By Midge Pierce
Pro-growthers score a big one
RIP, the Residential Infill Project’s elimination of Portland’s single family neighborhoods, moved closer to fruition with the Planning and Sustainability Commission (PSC) vote to allow four-plexes in more than ninety per cent of residential neighborhoods – virtually all of SE. The amendments will likely reach City Council this fall.
In an expansion of RIP that surprised even seasoned staffers, the narrowly-approved PSC proposal has a significantly larger impact than one conceived four years ago.
PSC reasoned that allowing duplexes, triplexes and those four-plexes in every neighborhood enables more Portland residents to have more housing – untested theories with contradictory data about how many units will be built and whether they will be affordable.
The state legislature has a parallel proposal in HB 10 that would eliminate single family neighborhoods in population centers statewide. (See page 4.)
RIP Amendments can be found at: bit.ly/2TsmnxN
As Portland heads spin with acronyms, city staffers walk a tightrope between delivering on directives and pleasing the public.
Acknowledging that building mass and height have huge impact, Design Overlay Zone Amendment (DOZA) planners seek input on thresholds that would trigger high level reviews by Design Commissioners vs. standard staff reviews.
Generally, the bigger the building, the tighter the scrutiny. In the draft, intensive Type III reviews are triggered by 80,000 sq foot, 65 foot high proposals – typically the equivalent of a six-story building.
That threshold should be lowered, according to Heather Flint Chatto of the newly rebranded PDX Design Initiative (formerly Division Design).

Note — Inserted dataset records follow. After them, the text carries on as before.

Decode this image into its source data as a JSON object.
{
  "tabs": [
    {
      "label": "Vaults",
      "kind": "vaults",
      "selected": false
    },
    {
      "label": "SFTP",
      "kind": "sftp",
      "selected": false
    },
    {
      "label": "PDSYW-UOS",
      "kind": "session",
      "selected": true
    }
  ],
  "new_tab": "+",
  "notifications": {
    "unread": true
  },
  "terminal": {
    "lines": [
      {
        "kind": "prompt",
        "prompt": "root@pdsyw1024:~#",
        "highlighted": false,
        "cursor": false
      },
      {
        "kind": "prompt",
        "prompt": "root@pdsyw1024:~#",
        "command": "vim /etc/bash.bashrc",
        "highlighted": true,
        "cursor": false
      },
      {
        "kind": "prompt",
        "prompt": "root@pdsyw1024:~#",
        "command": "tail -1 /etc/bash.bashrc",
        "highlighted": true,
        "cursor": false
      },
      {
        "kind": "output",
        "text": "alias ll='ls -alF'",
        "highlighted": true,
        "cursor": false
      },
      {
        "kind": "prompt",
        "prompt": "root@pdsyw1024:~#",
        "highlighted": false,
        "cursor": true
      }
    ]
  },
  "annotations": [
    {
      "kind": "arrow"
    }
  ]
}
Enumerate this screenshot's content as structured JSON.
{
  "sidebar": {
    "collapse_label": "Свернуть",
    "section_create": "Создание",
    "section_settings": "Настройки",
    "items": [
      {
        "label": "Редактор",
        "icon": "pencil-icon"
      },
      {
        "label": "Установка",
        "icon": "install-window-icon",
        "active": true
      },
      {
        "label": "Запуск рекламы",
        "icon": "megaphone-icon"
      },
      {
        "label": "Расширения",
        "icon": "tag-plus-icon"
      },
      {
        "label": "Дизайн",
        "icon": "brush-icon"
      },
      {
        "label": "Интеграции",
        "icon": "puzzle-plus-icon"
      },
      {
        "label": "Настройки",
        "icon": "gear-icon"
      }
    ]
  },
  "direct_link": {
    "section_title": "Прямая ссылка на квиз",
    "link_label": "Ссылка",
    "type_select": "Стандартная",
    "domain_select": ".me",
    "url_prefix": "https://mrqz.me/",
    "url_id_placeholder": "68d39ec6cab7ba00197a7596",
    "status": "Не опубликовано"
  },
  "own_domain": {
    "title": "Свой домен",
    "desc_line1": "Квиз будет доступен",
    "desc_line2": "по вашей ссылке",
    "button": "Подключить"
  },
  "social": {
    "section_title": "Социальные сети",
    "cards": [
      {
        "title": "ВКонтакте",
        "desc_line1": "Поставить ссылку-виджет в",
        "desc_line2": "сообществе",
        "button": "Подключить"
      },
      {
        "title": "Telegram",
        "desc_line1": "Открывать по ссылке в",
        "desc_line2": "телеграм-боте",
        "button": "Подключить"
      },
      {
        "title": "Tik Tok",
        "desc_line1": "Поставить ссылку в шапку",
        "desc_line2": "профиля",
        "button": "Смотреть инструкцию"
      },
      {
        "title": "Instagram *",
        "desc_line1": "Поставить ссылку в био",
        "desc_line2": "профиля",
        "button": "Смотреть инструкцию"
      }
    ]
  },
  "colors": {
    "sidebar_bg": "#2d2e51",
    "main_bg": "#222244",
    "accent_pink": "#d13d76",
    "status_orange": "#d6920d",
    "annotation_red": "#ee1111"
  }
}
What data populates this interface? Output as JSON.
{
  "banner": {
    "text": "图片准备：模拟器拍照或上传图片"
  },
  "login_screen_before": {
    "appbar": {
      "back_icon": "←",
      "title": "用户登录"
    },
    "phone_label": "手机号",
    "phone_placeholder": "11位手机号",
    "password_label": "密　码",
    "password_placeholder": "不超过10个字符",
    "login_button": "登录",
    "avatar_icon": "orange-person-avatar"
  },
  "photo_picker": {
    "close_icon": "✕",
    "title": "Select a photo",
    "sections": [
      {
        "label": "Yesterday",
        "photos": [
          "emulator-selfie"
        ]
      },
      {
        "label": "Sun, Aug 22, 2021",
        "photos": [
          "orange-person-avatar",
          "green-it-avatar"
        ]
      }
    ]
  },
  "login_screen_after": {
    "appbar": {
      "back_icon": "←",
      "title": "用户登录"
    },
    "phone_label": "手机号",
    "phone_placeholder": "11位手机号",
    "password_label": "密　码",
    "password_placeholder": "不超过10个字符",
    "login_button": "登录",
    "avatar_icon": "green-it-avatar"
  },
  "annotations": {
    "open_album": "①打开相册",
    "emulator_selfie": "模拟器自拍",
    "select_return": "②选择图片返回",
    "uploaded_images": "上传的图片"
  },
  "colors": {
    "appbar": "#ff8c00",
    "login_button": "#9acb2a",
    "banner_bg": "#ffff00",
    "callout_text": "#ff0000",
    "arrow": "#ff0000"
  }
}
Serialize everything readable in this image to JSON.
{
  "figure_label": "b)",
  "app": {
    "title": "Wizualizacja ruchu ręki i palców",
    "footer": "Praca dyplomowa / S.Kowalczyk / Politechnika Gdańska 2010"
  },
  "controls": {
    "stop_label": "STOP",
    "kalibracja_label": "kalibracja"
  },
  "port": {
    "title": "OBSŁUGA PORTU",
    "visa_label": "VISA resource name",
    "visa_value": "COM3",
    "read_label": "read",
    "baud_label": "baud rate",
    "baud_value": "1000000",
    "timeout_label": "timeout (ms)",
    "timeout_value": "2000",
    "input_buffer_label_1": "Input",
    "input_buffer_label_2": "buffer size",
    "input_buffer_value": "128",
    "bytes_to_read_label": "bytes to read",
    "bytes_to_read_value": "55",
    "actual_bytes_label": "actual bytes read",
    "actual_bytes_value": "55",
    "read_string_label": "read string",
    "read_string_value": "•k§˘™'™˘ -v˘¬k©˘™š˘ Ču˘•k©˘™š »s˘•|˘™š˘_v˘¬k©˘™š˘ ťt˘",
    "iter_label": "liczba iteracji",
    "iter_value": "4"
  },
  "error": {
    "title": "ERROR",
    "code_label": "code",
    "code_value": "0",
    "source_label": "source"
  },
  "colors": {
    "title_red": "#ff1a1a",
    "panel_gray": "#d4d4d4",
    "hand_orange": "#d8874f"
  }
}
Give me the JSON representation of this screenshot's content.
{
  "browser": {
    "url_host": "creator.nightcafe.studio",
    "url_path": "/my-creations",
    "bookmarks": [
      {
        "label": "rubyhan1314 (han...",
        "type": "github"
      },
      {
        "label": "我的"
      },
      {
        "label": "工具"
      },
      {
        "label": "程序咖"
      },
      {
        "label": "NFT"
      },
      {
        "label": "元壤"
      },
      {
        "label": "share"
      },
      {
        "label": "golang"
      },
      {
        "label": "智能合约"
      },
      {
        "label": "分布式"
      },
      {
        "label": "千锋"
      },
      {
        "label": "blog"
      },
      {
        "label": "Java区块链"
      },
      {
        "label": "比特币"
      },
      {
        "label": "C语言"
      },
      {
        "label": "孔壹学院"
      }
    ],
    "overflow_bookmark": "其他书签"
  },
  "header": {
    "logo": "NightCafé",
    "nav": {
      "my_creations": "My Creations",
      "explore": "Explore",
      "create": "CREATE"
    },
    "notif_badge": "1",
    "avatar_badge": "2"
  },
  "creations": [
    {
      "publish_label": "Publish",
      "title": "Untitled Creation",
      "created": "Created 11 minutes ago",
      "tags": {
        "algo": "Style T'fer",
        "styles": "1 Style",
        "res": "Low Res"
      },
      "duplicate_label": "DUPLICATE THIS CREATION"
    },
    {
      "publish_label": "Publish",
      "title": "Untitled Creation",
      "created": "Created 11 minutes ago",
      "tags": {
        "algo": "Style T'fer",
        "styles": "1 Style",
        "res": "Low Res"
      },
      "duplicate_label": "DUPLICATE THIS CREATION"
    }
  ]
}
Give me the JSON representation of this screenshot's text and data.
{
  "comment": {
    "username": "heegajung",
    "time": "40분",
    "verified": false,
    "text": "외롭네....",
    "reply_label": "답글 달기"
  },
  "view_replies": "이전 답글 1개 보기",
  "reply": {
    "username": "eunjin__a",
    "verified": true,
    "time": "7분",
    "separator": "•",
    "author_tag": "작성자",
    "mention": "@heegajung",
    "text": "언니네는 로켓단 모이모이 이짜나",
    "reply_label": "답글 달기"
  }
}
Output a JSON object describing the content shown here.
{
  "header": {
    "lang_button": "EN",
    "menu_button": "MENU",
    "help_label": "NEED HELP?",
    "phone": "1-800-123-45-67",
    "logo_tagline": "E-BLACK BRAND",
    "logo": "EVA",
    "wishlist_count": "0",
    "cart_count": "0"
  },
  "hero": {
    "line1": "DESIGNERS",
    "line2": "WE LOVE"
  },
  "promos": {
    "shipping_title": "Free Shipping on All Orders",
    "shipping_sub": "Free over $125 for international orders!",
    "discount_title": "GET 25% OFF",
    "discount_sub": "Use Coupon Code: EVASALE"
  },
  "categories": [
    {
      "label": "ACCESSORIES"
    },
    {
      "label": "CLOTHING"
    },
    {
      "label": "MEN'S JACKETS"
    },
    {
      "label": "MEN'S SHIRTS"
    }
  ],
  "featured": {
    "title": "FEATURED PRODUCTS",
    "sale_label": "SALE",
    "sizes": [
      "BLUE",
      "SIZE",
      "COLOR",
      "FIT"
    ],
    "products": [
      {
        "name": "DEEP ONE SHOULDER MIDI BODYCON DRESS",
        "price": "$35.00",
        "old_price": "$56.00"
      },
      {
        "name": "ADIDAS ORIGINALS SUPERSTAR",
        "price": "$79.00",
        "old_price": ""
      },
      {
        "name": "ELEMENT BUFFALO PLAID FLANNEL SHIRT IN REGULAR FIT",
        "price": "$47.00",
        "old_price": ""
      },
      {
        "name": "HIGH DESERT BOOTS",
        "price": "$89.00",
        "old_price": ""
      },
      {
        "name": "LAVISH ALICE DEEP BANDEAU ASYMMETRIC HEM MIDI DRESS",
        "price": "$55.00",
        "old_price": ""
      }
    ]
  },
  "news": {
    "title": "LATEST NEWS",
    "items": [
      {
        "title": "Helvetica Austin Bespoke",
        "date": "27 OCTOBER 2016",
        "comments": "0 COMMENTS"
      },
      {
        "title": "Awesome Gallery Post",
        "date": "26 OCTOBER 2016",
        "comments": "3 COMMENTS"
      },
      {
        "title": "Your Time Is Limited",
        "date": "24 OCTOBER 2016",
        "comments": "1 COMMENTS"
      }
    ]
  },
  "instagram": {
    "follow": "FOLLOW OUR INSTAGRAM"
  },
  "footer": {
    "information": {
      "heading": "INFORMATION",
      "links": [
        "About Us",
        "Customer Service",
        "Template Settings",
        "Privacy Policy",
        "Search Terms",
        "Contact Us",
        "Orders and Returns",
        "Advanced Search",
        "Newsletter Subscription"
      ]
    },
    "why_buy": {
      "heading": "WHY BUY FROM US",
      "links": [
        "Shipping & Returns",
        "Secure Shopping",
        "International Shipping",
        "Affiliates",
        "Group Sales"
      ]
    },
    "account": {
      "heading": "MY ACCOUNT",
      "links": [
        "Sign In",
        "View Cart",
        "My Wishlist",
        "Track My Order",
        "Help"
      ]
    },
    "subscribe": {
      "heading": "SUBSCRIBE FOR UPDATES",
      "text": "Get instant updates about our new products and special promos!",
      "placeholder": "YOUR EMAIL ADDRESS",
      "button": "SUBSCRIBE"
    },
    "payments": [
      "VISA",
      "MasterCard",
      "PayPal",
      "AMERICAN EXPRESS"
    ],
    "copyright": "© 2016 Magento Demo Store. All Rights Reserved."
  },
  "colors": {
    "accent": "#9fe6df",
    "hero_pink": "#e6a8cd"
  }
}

Because the newbuilds along SE’s narrow corridors top out at four or five stories, SE’s Main Streets would not qualify for the design scrutiny Flint Chatto says they deserve.
To take pressure off streetcar-era Main Streets, Chatto says bulky development should focus on wider commercial corridors like Burnside, Sandy or 82nd.
Her ideas will be presented at an April 11 rebranding event at the Architectural Heritage Center. Register at: bit.ly/2FxCUwU.
Comments on the DOZA discussion draft are due mid-April and will be accepted throughout the month. See bit.ly/2WlDT8U
URMS Still at Risk
While timelines for placarding earthquake hazards of unreinforced masonry (URM) buildings are delayed until November 2020, the fate of some older structures may be sealed.
Since the URM debacle, frequent blogger M Hansen started monitoring what she terms a sell-off of vintage buildings. She cites a listing for SE’s iconic Imago Theater. The theater is in an “Opportunity Zone” with new construction incentives that put older buildings at risk of demolition, she says.
Hansen points to twenty-nine units at 1634 Hawthorne and the SEUI building at SE Foster and Holgate. She derides the Portland Housing Bureau for tripling spending on new construction subsidies while failing to keep people housed in existing affordable units.
“Where is the political will to mitigate displacement instead of incentivizing it,” she asks.
History Plays Catch-up
In a time of unprecedented growth, Restore Oregon says the state’s protection of historic buildings and districts is considered the worst in the nation.
Proposed Historic Resource Code (HRCP) amendments would give Portlanders more control over what should be protected from demolition and include procedures for updating the city’s thirty-five year-old Historic Resource Inventory (HRI).
On the state level, Senate Bill 929 proposes a twenty-five per cent rebate on historic building rehabilitation costs, potentially resulting in rehab of four times more buildings, creating nearly 1400 jobs annually, according to Restore.
A related bill, SB 927, would replace owner consent laws for historic designations with community consent.